**ACTIVITY**
Type out the data exactly as given. Skip any image.

-- DATA FOR ANALYSIS follows --

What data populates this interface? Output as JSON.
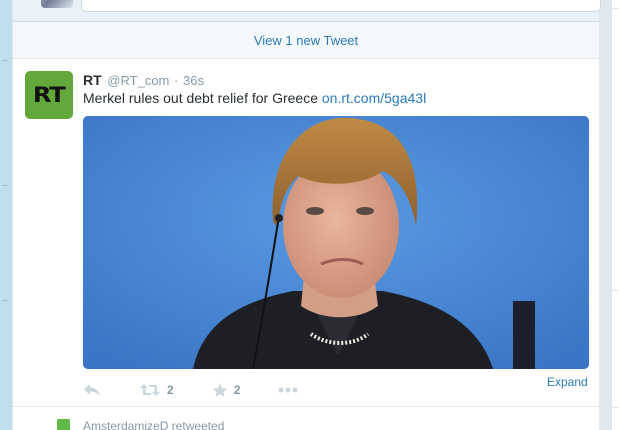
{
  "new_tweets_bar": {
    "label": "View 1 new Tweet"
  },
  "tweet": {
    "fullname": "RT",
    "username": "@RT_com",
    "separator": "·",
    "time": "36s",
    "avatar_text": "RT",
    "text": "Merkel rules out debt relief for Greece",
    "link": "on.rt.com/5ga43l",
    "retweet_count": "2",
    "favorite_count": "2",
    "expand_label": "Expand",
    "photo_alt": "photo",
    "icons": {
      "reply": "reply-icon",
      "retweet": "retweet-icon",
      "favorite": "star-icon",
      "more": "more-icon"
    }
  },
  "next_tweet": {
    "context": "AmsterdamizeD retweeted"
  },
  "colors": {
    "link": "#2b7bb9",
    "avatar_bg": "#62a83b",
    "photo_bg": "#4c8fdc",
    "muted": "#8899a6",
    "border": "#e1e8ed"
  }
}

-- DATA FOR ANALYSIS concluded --

**WORKED SOLUTION**
What data populates this interface? Output as JSON.
{
  "new_tweets_bar": {
    "label": "View 1 new Tweet"
  },
  "tweet": {
    "fullname": "RT",
    "username": "@RT_com",
    "separator": "·",
    "time": "36s",
    "avatar_text": "RT",
    "text": "Merkel rules out debt relief for Greece",
    "link": "on.rt.com/5ga43l",
    "retweet_count": "2",
    "favorite_count": "2",
    "expand_label": "Expand",
    "photo_alt": "photo",
    "icons": {
      "reply": "reply-icon",
      "retweet": "retweet-icon",
      "favorite": "star-icon",
      "more": "more-icon"
    }
  },
  "next_tweet": {
    "context": "AmsterdamizeD retweeted"
  },
  "colors": {
    "link": "#2b7bb9",
    "avatar_bg": "#62a83b",
    "photo_bg": "#4c8fdc",
    "muted": "#8899a6",
    "border": "#e1e8ed"
  }
}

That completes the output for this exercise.